--- Directions for this task ---
Each line of the records must appear in your answer exactly, with no pictures.

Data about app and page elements
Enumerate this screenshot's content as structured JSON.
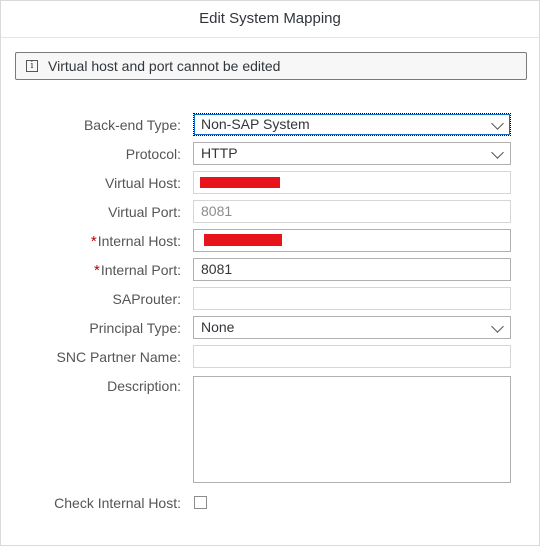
{
  "dialog": {
    "title": "Edit System Mapping",
    "info": {
      "icon": "info-icon",
      "text": "Virtual host and port cannot be edited"
    }
  },
  "form": {
    "backend_type": {
      "label": "Back-end Type:",
      "value": "Non-SAP System"
    },
    "protocol": {
      "label": "Protocol:",
      "value": "HTTP"
    },
    "virtual_host": {
      "label": "Virtual Host:",
      "value": ""
    },
    "virtual_port": {
      "label": "Virtual Port:",
      "value": "8081"
    },
    "internal_host": {
      "label": "Internal Host:",
      "required": "*",
      "value": ""
    },
    "internal_port": {
      "label": "Internal Port:",
      "required": "*",
      "value": "8081"
    },
    "saprouter": {
      "label": "SAProuter:",
      "value": ""
    },
    "principal_type": {
      "label": "Principal Type:",
      "value": "None"
    },
    "snc_partner_name": {
      "label": "SNC Partner Name:",
      "value": ""
    },
    "description": {
      "label": "Description:",
      "value": ""
    },
    "check_internal_host": {
      "label": "Check Internal Host:",
      "checked": false
    }
  },
  "colors": {
    "required_marker": "#bb0000",
    "redaction": "#e8141c",
    "focus_outline": "#0a6ed1"
  }
}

--- Written solution ---
Enumerate this screenshot's content as structured JSON.
{
  "dialog": {
    "title": "Edit System Mapping",
    "info": {
      "icon": "info-icon",
      "text": "Virtual host and port cannot be edited"
    }
  },
  "form": {
    "backend_type": {
      "label": "Back-end Type:",
      "value": "Non-SAP System"
    },
    "protocol": {
      "label": "Protocol:",
      "value": "HTTP"
    },
    "virtual_host": {
      "label": "Virtual Host:",
      "value": ""
    },
    "virtual_port": {
      "label": "Virtual Port:",
      "value": "8081"
    },
    "internal_host": {
      "label": "Internal Host:",
      "required": "*",
      "value": ""
    },
    "internal_port": {
      "label": "Internal Port:",
      "required": "*",
      "value": "8081"
    },
    "saprouter": {
      "label": "SAProuter:",
      "value": ""
    },
    "principal_type": {
      "label": "Principal Type:",
      "value": "None"
    },
    "snc_partner_name": {
      "label": "SNC Partner Name:",
      "value": ""
    },
    "description": {
      "label": "Description:",
      "value": ""
    },
    "check_internal_host": {
      "label": "Check Internal Host:",
      "checked": false
    }
  },
  "colors": {
    "required_marker": "#bb0000",
    "redaction": "#e8141c",
    "focus_outline": "#0a6ed1"
  }
}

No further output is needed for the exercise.